# Website and app data records:

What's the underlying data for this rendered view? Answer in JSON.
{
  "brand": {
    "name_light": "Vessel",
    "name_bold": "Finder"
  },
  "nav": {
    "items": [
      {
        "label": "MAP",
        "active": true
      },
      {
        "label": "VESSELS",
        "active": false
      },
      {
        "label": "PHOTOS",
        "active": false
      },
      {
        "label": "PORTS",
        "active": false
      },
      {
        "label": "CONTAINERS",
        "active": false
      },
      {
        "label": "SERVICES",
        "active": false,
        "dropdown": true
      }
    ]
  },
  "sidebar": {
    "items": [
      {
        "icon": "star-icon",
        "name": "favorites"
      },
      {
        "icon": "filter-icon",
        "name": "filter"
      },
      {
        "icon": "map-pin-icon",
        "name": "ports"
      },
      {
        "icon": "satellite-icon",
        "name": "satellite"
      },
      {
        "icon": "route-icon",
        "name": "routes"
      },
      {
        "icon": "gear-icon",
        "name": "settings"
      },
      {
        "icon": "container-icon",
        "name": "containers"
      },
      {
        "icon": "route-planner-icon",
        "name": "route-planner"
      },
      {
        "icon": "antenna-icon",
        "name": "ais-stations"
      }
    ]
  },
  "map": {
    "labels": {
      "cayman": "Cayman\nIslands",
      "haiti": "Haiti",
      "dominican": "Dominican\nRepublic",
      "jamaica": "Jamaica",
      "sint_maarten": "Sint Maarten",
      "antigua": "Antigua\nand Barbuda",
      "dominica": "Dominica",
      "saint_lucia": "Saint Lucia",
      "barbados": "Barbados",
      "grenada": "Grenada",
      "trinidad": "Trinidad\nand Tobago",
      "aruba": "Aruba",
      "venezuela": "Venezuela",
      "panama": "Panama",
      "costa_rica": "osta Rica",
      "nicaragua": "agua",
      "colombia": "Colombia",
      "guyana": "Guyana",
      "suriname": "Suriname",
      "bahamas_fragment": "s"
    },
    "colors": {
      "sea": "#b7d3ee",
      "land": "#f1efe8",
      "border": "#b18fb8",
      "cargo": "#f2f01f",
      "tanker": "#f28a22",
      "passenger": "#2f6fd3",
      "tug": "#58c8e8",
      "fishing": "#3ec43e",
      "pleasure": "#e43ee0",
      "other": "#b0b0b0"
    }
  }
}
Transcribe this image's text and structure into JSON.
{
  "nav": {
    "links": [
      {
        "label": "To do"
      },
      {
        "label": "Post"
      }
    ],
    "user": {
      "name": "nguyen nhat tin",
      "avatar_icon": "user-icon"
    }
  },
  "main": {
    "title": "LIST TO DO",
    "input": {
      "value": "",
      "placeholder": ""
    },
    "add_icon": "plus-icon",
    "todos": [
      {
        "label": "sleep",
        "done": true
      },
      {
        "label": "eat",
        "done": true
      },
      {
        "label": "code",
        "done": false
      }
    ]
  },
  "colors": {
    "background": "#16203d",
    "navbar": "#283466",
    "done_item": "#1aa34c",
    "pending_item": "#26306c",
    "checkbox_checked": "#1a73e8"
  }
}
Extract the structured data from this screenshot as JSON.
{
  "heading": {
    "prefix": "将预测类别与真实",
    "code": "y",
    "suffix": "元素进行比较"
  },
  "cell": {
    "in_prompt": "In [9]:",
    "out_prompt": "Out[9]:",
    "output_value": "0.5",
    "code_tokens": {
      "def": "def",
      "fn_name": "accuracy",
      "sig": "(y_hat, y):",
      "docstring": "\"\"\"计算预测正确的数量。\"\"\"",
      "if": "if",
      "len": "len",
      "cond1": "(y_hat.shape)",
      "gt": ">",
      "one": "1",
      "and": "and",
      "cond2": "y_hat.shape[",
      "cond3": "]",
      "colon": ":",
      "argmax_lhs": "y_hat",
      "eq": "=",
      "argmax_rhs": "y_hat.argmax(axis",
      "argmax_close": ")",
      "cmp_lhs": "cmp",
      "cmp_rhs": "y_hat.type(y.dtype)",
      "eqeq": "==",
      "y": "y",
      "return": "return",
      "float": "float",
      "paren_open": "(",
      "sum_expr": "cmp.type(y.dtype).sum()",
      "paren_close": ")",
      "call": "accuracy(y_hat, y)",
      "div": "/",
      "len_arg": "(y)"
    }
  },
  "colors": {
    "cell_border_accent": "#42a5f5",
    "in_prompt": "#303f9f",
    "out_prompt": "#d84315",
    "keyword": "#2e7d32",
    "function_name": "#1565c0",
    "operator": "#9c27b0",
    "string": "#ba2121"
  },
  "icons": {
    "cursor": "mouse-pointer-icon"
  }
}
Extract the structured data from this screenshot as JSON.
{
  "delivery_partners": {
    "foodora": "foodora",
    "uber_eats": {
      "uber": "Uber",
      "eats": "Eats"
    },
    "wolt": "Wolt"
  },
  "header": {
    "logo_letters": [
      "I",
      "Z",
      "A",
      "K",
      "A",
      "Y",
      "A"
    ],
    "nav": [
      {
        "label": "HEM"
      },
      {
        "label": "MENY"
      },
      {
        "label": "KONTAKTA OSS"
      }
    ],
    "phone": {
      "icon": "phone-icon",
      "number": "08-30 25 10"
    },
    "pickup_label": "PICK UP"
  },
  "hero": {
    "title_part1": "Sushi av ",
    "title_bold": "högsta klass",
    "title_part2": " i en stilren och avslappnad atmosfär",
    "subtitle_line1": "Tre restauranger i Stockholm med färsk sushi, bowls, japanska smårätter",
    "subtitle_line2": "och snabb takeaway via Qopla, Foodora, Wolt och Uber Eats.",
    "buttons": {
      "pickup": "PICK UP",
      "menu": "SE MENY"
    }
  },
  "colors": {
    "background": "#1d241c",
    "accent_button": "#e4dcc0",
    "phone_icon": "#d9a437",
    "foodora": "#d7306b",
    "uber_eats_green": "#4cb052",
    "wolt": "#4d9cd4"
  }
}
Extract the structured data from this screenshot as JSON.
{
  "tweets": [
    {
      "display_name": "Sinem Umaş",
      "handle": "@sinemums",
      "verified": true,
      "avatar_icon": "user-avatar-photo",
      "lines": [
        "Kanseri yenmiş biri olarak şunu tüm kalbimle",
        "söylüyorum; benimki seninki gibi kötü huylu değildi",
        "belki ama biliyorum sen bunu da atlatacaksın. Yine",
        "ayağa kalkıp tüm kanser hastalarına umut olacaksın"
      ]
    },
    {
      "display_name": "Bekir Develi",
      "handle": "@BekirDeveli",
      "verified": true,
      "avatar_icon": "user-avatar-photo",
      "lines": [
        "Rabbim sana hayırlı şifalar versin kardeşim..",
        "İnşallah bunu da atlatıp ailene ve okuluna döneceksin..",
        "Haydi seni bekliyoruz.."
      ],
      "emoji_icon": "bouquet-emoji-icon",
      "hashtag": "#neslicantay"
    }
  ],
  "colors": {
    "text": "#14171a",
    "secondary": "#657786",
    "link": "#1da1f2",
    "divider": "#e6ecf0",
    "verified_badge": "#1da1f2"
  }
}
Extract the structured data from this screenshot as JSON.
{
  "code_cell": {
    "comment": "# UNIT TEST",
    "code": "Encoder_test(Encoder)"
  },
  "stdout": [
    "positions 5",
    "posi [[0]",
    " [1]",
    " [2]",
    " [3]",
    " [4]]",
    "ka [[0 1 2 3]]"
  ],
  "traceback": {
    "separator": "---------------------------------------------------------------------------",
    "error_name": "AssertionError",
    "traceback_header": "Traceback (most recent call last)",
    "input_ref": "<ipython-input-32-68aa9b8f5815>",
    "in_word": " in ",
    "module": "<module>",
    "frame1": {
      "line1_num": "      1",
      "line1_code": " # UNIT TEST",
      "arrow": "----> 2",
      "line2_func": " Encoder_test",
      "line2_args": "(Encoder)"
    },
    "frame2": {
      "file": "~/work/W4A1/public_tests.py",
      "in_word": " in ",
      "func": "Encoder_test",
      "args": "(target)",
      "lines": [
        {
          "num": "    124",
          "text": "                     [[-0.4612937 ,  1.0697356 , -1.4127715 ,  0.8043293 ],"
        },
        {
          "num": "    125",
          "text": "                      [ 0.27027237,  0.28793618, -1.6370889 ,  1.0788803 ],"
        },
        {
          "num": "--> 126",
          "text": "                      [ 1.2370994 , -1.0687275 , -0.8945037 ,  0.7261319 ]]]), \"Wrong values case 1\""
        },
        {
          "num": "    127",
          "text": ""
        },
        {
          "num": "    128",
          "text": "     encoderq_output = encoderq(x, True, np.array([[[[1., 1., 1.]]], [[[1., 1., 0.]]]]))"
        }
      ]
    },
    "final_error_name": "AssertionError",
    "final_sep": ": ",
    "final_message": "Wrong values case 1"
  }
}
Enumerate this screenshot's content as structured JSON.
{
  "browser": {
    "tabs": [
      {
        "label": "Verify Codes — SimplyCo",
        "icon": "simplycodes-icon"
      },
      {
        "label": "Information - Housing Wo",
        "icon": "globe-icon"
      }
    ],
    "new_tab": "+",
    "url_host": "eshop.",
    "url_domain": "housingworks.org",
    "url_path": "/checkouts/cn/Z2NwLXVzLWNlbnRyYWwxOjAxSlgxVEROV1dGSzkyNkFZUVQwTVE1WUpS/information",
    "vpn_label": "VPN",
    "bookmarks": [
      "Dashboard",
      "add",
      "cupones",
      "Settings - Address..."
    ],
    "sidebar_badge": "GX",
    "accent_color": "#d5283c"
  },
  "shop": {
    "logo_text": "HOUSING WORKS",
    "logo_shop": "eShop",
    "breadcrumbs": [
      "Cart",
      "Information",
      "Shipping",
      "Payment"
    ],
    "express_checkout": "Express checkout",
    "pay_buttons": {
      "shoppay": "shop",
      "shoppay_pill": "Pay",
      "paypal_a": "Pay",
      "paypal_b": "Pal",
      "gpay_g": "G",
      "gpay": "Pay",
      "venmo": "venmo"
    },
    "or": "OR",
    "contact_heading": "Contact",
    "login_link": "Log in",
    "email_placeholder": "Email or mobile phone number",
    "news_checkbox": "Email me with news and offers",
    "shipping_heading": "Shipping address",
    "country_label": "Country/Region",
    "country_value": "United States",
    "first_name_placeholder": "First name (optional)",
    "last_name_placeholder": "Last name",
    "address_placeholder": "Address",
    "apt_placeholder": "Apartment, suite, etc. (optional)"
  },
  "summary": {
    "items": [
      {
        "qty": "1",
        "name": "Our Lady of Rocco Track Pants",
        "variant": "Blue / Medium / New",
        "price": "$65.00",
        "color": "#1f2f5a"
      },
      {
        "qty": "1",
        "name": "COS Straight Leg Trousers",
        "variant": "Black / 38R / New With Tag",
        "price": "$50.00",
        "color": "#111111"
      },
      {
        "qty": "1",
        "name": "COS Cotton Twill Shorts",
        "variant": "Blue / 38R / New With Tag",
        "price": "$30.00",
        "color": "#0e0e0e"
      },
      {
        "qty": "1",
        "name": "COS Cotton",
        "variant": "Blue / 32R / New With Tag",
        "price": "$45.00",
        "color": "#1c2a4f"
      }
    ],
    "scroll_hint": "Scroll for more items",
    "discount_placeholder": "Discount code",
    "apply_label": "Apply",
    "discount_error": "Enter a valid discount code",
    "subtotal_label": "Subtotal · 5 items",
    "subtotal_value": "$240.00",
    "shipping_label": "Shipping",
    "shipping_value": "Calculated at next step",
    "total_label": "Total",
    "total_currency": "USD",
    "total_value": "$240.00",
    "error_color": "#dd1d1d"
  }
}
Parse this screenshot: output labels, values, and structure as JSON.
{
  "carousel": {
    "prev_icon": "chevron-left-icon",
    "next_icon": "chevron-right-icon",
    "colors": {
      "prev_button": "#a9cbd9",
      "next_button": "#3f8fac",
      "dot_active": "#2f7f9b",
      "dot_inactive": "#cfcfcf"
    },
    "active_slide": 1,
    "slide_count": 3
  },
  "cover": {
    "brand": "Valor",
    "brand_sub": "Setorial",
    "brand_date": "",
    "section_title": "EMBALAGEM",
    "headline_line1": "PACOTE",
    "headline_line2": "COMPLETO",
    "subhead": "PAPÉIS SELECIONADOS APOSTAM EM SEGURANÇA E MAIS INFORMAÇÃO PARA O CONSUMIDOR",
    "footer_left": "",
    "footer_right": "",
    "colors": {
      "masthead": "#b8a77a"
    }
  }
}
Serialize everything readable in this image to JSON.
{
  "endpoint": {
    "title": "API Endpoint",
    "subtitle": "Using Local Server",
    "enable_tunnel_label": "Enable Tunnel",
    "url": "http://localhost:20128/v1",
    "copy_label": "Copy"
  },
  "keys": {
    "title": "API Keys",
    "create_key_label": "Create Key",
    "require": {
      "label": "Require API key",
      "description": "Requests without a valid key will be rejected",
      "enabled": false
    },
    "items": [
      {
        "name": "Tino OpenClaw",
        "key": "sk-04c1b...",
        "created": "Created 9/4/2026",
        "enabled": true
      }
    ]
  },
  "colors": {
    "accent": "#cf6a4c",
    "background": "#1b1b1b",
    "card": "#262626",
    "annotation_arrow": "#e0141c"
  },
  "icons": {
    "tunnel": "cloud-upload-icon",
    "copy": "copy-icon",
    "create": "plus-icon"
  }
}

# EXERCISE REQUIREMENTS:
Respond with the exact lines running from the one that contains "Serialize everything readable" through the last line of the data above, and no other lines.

# EXERCISE ANSWER:
Serialize everything readable in this image to JSON.
{
  "endpoint": {
    "title": "API Endpoint",
    "subtitle": "Using Local Server",
    "enable_tunnel_label": "Enable Tunnel",
    "url": "http://localhost:20128/v1",
    "copy_label": "Copy"
  },
  "keys": {
    "title": "API Keys",
    "create_key_label": "Create Key",
    "require": {
      "label": "Require API key",
      "description": "Requests without a valid key will be rejected",
      "enabled": false
    },
    "items": [
      {
        "name": "Tino OpenClaw",
        "key": "sk-04c1b...",
        "created": "Created 9/4/2026",
        "enabled": true
      }
    ]
  },
  "colors": {
    "accent": "#cf6a4c",
    "background": "#1b1b1b",
    "card": "#262626",
    "annotation_arrow": "#e0141c"
  },
  "icons": {
    "tunnel": "cloud-upload-icon",
    "copy": "copy-icon",
    "create": "plus-icon"
  }
}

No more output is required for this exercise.